RECORD EXCERPTS >>
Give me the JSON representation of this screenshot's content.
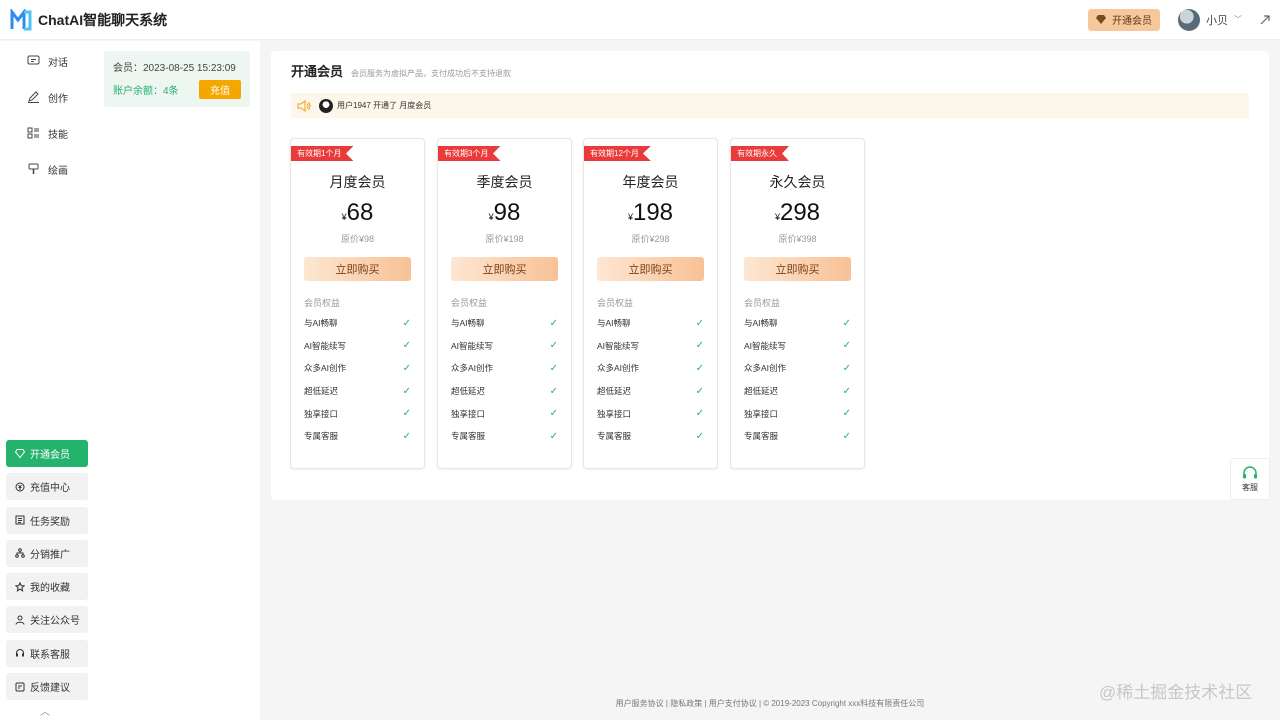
{
  "header": {
    "app_title": "ChatAI智能聊天系统",
    "vip_label": "开通会员",
    "user_name": "小贝"
  },
  "nav": {
    "items": [
      {
        "label": "对话",
        "icon": "chat-icon"
      },
      {
        "label": "创作",
        "icon": "pen-icon"
      },
      {
        "label": "技能",
        "icon": "skills-icon"
      },
      {
        "label": "绘画",
        "icon": "brush-icon"
      }
    ],
    "bottom": [
      {
        "label": "开通会员",
        "icon": "diamond-icon",
        "active": true
      },
      {
        "label": "充值中心",
        "icon": "recharge-icon"
      },
      {
        "label": "任务奖励",
        "icon": "task-icon"
      },
      {
        "label": "分销推广",
        "icon": "share-tree-icon"
      },
      {
        "label": "我的收藏",
        "icon": "star-icon"
      },
      {
        "label": "关注公众号",
        "icon": "user-icon"
      },
      {
        "label": "联系客服",
        "icon": "headset-icon"
      },
      {
        "label": "反馈建议",
        "icon": "feedback-icon"
      }
    ]
  },
  "member": {
    "expiry": "会员：2023-08-25 15:23:09",
    "balance": "账户余额：4条",
    "recharge_label": "充值"
  },
  "main": {
    "title": "开通会员",
    "subtitle": "会员服务为虚拟产品，支付成功后不支持退款",
    "notice": "用户1947 开通了 月度会员"
  },
  "plans": [
    {
      "ribbon": "有效期1个月",
      "name": "月度会员",
      "price": "68",
      "original": "原价¥98"
    },
    {
      "ribbon": "有效期3个月",
      "name": "季度会员",
      "price": "98",
      "original": "原价¥198"
    },
    {
      "ribbon": "有效期12个月",
      "name": "年度会员",
      "price": "198",
      "original": "原价¥298"
    },
    {
      "ribbon": "有效期永久",
      "name": "永久会员",
      "price": "298",
      "original": "原价¥398"
    }
  ],
  "plan_labels": {
    "currency": "¥",
    "buy": "立即购买",
    "benefits_title": "会员权益",
    "benefits": [
      "与AI畅聊",
      "AI智能续写",
      "众多AI创作",
      "超低延迟",
      "独享接口",
      "专属客服"
    ]
  },
  "service_label": "客服",
  "footer": "用户服务协议 | 隐私政策 | 用户支付协议 | © 2019-2023 Copyright xxx科技有限责任公司",
  "watermark": "@稀土掘金技术社区",
  "colors": {
    "accent": "#24b26c",
    "ribbon": "#ea3a3a",
    "recharge": "#f5a700"
  }
}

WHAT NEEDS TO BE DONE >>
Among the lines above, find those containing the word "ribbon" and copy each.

WRITTEN RESPONSE >>
      "ribbon": "有效期1个月",
      "ribbon": "有效期3个月",
      "ribbon": "有效期12个月",
      "ribbon": "有效期永久",
    "ribbon": "#ea3a3a",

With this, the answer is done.